A quick inventory reveals the following.
1. Kinda. I have a ticket from Santiago to Auckland and returning to Buenos Aires. At the time that I booked this, it seemed like a great way to save money. Now that Argentina has instituted a reciprocity fee for me and my people (Americans, not Jews, though I understand there is some crossover), this may or may not actually have saved me money. Also, depending on how I'm feeling after the NZ trip and how I'm fixed for time, that will determine how I get back to Santiago, and how much cash I drop on that cross-continental journey (hint: not by bike!)
2. Yes! Gold star!
4. Yep! Another Gold star!
5. Um, not yet. Soon. I think.
6. Yes. I'm fairly satisfied that what I have will work, though I want to put the panniers in the shower and make sure they're really as waterproof as they claim to be. I believe a shower should approximate the strongest rain I'm likely to encounter, though I might turn on the warm water a little more than Mother Nature likes to.
7. A little? Not enough.

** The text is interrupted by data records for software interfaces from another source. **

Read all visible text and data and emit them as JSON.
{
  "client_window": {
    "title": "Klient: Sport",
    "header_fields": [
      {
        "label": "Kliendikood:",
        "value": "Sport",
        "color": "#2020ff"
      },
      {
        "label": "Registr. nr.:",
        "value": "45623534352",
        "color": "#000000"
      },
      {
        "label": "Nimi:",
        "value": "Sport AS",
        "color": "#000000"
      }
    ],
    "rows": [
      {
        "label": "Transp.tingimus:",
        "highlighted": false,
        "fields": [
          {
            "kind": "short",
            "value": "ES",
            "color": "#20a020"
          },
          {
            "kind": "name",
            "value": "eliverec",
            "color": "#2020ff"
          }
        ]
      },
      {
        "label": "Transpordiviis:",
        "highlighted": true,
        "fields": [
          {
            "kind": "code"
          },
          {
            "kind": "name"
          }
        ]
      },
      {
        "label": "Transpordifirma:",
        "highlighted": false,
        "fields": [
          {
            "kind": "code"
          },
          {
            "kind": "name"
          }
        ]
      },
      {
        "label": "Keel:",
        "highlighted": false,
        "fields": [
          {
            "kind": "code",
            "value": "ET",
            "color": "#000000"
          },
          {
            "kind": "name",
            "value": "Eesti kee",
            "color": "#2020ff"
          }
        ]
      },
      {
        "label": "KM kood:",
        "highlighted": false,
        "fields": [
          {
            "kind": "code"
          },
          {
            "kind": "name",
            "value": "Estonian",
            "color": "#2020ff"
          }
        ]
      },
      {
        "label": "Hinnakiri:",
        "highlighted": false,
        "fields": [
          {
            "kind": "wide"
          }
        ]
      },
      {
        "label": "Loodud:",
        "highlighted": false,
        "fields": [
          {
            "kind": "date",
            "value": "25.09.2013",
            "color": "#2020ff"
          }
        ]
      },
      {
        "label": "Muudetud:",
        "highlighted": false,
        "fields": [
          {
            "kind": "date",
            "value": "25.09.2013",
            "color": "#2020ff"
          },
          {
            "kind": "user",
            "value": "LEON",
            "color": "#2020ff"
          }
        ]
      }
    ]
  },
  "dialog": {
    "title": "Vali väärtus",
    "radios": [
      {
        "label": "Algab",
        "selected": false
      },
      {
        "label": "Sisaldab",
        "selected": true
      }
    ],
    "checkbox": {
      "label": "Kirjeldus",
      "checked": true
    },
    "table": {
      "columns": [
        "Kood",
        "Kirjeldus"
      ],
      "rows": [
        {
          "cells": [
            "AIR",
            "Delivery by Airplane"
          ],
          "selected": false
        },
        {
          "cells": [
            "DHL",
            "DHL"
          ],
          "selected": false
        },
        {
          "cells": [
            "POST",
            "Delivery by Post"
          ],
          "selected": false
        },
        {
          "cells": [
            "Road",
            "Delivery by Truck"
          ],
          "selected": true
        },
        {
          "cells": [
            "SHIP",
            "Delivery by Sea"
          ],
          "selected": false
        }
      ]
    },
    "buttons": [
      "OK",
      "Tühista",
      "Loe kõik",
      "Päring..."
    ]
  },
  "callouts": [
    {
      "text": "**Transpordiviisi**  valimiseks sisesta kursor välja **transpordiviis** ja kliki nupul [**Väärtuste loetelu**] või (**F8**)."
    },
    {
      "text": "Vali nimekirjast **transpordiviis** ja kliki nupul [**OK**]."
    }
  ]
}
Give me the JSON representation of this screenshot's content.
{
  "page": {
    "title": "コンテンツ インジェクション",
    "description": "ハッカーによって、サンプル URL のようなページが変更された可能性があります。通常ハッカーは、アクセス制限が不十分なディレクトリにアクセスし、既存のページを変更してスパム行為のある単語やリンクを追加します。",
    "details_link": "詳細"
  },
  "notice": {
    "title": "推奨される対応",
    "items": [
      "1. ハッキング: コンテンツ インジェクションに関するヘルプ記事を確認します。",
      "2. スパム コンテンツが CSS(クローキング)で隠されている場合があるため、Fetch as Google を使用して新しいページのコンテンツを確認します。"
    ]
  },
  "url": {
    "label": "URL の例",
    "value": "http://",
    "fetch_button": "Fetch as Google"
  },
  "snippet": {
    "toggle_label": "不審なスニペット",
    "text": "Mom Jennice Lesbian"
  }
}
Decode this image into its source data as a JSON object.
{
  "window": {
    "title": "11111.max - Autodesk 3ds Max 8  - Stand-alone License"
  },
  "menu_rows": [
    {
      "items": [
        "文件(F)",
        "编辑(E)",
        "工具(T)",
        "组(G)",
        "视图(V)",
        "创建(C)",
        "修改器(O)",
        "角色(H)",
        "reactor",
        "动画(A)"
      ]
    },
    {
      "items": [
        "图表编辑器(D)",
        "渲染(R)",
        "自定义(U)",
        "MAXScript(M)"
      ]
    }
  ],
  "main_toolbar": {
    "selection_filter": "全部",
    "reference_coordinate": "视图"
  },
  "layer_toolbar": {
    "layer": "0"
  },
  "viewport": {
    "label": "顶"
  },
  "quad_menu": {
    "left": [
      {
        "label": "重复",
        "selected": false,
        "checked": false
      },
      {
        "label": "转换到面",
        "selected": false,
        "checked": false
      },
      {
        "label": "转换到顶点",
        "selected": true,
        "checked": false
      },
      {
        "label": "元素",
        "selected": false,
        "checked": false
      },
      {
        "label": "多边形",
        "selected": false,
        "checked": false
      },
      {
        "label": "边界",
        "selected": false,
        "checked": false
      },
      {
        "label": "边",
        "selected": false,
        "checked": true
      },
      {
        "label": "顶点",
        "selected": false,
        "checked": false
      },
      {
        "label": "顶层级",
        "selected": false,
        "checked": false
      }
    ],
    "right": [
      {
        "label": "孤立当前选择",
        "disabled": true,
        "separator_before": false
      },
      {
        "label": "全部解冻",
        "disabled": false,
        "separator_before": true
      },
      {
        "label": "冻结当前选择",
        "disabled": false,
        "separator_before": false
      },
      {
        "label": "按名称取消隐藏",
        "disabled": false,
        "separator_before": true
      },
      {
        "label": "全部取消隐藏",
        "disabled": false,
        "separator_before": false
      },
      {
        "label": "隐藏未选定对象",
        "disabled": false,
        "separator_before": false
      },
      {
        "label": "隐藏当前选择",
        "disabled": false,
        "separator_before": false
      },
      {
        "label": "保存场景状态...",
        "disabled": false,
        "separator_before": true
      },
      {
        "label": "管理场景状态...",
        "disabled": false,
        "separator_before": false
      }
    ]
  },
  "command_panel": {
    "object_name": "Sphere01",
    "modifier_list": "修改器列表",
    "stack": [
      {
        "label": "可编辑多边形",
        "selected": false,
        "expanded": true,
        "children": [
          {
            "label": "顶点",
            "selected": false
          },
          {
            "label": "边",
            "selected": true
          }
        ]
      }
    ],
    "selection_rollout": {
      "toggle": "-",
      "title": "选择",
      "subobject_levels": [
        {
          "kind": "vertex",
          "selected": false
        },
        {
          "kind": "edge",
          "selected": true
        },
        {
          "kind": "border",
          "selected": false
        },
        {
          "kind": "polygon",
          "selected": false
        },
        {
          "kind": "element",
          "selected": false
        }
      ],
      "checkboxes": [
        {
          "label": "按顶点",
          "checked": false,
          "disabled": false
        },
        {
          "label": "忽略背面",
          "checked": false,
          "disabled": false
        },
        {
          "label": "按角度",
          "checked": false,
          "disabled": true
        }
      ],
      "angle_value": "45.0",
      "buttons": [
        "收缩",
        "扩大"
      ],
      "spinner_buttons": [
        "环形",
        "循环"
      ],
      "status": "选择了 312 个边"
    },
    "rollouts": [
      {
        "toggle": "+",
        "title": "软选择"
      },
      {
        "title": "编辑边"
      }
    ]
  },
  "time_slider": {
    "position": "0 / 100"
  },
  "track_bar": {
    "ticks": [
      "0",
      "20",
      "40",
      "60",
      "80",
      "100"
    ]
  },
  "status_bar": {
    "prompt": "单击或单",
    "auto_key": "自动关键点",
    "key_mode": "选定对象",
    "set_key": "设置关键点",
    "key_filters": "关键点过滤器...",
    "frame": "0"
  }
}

8. This is not planned. I need to be realistic about how much I can pedal day in and day out, and understand the terrain a little better. There will be some really terrible hills. But really terrible is very subjective. I need to look at the grade of the hills and see how it compares to what I pedal around here. Living smack against the Andes, it's not like I'm a stranger to hills. But they're not what I'd call my strong point. Like eating cereal with milk. I'm really good at that (especially if they're Quaker's Quadritos).
So as you can see, there's some, um, planning that needs to be done. And by some I mean kind of all of it. Oh. that.
Re hills: From what I can see, the first few days out of Christchurch should be pretty flat. You'd think this would be a good thing. In fact, it is not. It is likely to remind me of Sauvie's Island outside of Portland, Oregon, a place that was designed with a level and then stuck in a wind tunnel on 10. It is the most torturously unpleasant ride I have ever ridden, and that includes dogs, rocks, rainstorms, hailstorms, wind gusts, people throwing things, cracks in the road and even crashes.
But my biggest enemy in pedalling is not the physical. The physical can be overcome. You can stop and take a break, take a nap, drink a box of cappucino-flavored milk (bleck, this in Costa Rica, a trip I planned in the airport with the free map from the tourism office). The physical problems go away. Nothing a shower and a rest can't cure. But the mental exhaustion of knowing that you have a long spool of black asphalt before you that must be traversed, while your self-confidence has taken a hike down one of New Zealand's famous tramping tracks? That's hell.
But overcoming all of it? The pain, and the fatigue and the niggling self doubts about whether you could or couldn't? That's like a good bowl of cereal with milk. With a free prize inside.
More details to follow. If you have any words of wisdom or resources or if you're a sports psychologist, please feel free to speak up.